The most common forms of gambling are lotteries, casino gambling and football (soccer) betting. These activities are legal in most countries and are a major international commercial activity.
Many types of gambling are conducted online, using internet-based payment systems. This has led to an increase in the number of people who gamble, with an estimated $10 trillion in global gambling annually.
Some people may choose to gamble at the casino, while others will bet on sporting events, such as horse races. This can lead to more money spent on gambling and to the need to withdraw a greater proportion of one’s savings.
There are also various forms of social gambling, such as poker or blackjack, which require skill and often involve a person’s participation in a group. In addition, there are many other forms of gambling that have no connection with the real world and can be played with materials of value or with no monetary value at all.
For example, a game of marbles is a type of gambling, as are games of Pogs and Magic: The Gathering, in which players place wagers on collectible game pieces.
In the United States, gambling is a criminal offense. It is punishable by up to 5 years in prison and a fine of up to $500,000.
Compulsive gambling, also known as pathological gambling, can be a very serious issue. It is a disorder that affects the brain and makes it difficult to control your behavior. It can lead to significant loss of money, depression, self-esteem and relationship problems. It can also lead to physical health problems, such as high blood pressure or heart disease.
It is also linked to suicide. If you have thoughts of killing yourself, call 999 or go to A&E immediately.

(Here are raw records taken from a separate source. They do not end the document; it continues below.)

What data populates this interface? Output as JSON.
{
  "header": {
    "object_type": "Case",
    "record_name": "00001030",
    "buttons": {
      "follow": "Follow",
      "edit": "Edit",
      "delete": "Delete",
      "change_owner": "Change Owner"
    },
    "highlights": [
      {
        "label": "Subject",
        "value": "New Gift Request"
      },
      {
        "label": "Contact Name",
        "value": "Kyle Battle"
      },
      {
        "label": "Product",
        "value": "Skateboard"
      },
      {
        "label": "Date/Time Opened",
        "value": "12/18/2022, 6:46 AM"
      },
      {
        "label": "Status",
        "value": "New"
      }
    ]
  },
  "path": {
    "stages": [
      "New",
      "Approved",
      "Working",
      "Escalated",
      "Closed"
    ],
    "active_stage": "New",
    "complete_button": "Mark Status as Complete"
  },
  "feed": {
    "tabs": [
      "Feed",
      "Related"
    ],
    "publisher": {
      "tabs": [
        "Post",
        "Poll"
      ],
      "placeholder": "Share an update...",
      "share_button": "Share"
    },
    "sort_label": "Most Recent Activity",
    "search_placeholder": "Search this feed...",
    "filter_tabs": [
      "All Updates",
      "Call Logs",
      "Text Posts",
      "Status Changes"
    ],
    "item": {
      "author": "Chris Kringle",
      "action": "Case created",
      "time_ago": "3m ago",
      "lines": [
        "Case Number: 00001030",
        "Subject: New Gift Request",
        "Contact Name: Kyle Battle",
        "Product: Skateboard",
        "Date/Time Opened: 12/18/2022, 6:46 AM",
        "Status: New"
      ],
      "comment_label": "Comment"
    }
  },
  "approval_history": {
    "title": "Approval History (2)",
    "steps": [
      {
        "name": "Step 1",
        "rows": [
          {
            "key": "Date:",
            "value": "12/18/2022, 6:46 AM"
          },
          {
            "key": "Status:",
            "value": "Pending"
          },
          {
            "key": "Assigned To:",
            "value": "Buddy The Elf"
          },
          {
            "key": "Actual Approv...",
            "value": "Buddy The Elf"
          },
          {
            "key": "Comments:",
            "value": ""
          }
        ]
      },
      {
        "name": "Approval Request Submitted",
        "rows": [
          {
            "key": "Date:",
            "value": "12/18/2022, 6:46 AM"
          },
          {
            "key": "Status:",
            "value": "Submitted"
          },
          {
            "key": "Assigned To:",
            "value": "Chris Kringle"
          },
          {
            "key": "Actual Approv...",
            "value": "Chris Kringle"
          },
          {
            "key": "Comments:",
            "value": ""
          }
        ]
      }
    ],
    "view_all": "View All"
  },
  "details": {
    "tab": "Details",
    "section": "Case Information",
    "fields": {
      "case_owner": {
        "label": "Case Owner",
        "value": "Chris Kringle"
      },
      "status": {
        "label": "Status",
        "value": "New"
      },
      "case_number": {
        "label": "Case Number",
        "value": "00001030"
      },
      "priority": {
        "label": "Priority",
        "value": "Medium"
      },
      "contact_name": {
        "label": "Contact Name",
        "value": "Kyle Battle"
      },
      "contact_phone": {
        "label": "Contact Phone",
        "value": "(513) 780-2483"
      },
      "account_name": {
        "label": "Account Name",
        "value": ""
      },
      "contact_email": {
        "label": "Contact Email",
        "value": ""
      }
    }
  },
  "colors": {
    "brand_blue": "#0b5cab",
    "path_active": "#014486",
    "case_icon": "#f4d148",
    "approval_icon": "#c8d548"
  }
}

Some people who gamble have underlying mood disorders such as depression, stress or substance abuse. These disorders can make it harder to quit gambling and can be treated by addressing the underlying condition, rather than by simply stopping the addictive behavior itself.